Upon hearing of the death of Osama bin Laden, the Rev. Ken Ehrman of Minnesota sent an email blast to members of his local church inviting them to come that evening to discuss how they felt about it.
Given such short notice, he had no idea how many might respond, but 20 people came. They discussed the ambivalence a lot of us are feeling at the awkward celebration of the death of another human, even one so infamous as bin Laden.
Beyond a remarkable testament to Rev. Ehrman’s pastoral leadership, I think his act also points to something I felt need of but was missing in my own reaction to this news–a way to process my feelings, to deal with great uneasiness.
There is something that says I should not be dancing and singing in the street in the face of loss of life. The whole of the Christian story is about renewed, redeemed and restored life.
Bin Laden’s actions and words were utterly evil. He was an instrument of death. He spoke for death. And this is an offense to all that is decent and good and uplifting. It stands in stark contrast to all that we hope for and believe we should pursue as people who follow one who said, “I am come that you may have life and may live abundantly.”
There are some who will contend that in killing bin Laden, redemption is completed. And others will make the case that vengeance is justified. Many will make a biblical case for it.
But there is that lingering, haunting passage of scripture in which Jesus tells Peter to keep his sword sheathed when the soldiers come for him. His way is not to exact vengeance nor to live by the sword. But to lead toward life.
What, then are we to make of our ambivalent feelings? And how do we come to grips with them?
I think Rev. Ehrman got it right. We come together as a community of faith. We pray. We share honestly and openly our humanity, our doubts, our fears, our frustrations, and we lay them before God. We ask for strength and wisdom. We seek to support each other. We seek understanding. And we seek to learn more about The Way, as the early Christian path was known.
I think a faithful response is reflective and prayerful. Humble. Life seeking. For we have within us the same passions and hubris that can lead us to take as well as give life. And this capacity should make us very humble and cautious of our driving emotions.
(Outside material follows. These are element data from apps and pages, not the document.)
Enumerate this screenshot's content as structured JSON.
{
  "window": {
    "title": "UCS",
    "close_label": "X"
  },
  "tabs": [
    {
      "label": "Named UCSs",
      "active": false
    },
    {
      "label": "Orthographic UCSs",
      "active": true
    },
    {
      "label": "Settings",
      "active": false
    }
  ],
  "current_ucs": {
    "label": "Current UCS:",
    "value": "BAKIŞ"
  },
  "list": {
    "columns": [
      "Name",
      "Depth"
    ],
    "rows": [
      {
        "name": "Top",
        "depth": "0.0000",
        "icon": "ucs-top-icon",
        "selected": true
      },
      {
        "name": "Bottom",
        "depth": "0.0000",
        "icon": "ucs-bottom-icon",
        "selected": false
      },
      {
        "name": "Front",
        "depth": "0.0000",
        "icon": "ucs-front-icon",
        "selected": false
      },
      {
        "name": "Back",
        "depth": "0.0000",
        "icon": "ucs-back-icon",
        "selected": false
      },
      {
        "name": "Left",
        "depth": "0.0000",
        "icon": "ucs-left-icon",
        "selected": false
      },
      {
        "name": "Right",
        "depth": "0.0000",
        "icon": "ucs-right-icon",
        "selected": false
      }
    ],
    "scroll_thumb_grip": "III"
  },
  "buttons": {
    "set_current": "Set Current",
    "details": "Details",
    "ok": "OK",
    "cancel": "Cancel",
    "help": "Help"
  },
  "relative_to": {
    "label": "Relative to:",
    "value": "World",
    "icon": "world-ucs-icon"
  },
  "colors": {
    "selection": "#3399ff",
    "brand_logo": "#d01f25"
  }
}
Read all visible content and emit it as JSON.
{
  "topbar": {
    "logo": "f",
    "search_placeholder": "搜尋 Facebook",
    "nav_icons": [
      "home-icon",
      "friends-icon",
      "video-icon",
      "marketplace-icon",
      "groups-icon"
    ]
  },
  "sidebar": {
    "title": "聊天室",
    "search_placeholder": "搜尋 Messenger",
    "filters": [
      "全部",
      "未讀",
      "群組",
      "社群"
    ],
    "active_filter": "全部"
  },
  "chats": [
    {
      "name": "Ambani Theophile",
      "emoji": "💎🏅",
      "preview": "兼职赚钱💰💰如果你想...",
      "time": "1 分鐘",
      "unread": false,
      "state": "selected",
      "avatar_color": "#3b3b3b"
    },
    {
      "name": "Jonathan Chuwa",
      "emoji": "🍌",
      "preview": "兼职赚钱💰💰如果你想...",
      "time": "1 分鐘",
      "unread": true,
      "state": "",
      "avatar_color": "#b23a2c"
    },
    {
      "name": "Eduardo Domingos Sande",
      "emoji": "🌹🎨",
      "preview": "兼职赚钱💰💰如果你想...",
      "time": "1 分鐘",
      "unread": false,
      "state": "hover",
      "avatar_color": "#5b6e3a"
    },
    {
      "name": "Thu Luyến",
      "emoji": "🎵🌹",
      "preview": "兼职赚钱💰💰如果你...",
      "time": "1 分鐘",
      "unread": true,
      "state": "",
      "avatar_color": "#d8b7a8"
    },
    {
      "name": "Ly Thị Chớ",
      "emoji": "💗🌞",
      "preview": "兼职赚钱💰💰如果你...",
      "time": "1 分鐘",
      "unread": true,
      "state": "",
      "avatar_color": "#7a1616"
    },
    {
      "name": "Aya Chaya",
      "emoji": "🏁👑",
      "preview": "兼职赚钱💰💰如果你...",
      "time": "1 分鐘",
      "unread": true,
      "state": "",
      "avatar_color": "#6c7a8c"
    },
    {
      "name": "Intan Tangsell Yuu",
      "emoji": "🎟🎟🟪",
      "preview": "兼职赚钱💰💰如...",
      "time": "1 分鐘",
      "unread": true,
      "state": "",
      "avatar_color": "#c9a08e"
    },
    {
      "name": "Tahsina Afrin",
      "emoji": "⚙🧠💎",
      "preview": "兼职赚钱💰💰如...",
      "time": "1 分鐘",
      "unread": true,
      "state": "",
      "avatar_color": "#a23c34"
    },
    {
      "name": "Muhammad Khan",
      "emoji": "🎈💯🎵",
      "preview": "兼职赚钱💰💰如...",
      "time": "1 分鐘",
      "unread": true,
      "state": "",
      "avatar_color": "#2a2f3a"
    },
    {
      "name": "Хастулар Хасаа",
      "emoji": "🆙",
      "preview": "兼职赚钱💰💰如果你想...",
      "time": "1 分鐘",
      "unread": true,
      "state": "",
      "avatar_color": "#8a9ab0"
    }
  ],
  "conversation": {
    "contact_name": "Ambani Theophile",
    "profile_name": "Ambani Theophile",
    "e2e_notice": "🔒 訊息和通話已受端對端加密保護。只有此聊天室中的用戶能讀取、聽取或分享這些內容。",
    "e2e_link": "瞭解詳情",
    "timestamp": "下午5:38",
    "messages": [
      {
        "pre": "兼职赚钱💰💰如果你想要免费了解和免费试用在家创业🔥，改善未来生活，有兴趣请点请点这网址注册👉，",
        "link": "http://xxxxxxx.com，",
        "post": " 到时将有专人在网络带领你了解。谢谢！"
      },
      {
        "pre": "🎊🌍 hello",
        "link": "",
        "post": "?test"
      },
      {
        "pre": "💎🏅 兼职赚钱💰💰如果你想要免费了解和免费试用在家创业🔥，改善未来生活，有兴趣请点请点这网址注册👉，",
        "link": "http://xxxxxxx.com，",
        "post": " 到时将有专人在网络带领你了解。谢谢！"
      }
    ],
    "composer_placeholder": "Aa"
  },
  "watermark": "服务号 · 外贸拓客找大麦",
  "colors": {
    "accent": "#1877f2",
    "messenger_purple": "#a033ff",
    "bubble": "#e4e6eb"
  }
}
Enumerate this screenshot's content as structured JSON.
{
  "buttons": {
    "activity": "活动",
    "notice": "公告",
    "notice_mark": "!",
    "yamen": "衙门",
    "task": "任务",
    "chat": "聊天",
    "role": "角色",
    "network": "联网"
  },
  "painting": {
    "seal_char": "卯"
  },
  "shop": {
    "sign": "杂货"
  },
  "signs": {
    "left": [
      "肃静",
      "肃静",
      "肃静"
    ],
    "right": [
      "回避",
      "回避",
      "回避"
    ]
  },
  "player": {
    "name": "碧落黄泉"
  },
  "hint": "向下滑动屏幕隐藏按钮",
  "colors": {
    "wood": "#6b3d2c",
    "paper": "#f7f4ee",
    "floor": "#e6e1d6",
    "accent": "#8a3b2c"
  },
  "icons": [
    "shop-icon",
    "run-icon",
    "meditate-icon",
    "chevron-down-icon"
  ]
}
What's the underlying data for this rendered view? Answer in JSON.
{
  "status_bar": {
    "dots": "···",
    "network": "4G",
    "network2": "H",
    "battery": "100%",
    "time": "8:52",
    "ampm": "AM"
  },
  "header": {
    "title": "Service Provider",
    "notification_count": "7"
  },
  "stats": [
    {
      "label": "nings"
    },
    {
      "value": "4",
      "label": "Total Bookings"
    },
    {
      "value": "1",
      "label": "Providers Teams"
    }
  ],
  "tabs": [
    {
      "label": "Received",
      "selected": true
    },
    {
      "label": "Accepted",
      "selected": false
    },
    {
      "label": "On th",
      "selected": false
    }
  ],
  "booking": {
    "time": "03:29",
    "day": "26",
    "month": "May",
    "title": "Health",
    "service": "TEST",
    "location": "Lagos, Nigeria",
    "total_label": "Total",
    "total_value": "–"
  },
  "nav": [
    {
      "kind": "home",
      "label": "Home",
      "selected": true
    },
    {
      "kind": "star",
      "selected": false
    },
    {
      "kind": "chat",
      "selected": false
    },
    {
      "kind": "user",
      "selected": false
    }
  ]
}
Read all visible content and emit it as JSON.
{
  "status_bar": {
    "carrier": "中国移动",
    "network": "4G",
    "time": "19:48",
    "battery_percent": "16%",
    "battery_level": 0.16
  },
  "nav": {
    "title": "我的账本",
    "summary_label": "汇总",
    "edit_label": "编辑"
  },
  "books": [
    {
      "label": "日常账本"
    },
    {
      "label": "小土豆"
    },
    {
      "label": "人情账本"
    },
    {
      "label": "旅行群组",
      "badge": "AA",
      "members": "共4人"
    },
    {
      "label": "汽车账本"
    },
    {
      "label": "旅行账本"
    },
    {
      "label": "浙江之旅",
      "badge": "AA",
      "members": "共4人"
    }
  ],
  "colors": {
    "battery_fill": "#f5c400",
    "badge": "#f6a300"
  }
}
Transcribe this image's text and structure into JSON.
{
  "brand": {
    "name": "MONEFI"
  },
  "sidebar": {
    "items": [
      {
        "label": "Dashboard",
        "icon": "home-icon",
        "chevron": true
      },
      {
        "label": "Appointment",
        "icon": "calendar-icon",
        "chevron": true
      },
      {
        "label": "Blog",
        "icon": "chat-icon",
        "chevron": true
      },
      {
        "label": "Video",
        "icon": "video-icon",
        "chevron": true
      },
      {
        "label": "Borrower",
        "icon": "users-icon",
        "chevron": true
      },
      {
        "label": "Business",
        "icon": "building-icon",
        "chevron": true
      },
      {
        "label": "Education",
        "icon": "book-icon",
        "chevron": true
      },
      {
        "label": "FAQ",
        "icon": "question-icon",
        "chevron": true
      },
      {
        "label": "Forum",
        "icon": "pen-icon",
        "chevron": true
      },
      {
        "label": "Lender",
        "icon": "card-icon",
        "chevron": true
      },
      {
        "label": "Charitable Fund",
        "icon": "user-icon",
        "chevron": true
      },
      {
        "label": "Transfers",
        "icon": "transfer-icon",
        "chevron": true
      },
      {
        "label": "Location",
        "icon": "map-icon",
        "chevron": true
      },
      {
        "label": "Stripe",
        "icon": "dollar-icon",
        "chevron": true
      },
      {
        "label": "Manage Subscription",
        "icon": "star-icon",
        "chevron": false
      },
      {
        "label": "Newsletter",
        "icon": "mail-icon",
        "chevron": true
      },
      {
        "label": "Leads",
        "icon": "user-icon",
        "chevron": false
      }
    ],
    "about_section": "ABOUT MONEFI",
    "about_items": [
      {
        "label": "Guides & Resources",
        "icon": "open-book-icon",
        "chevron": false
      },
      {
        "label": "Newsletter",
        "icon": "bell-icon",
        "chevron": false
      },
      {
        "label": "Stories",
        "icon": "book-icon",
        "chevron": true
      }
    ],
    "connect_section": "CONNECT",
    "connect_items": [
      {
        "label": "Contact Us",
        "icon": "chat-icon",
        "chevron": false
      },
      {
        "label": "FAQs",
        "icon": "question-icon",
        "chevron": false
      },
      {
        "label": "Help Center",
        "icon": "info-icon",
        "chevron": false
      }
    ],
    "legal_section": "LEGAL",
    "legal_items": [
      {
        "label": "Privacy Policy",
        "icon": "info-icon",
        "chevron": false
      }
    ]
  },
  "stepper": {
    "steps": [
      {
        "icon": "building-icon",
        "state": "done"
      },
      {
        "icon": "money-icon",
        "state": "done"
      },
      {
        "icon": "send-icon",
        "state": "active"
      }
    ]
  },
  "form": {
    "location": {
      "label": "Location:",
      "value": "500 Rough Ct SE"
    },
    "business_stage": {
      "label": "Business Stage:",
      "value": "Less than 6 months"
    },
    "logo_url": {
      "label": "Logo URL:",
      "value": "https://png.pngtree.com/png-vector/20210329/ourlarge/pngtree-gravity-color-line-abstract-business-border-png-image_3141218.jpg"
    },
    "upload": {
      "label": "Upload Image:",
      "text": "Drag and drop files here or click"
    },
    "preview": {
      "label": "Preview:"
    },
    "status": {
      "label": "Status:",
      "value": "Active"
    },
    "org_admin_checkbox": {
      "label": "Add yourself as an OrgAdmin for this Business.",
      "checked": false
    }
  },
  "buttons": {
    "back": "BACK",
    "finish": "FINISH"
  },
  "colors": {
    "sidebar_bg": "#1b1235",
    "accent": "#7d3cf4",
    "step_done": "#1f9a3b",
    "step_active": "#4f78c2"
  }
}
Above all, unlike bin Laden, I believe as followers of Jesus we must seek the leading causes of life, a phrase my friend Gary Gunderson has popularized, lest we behave with the same disregard for the sacredness of life that we so deeply and strongly reject.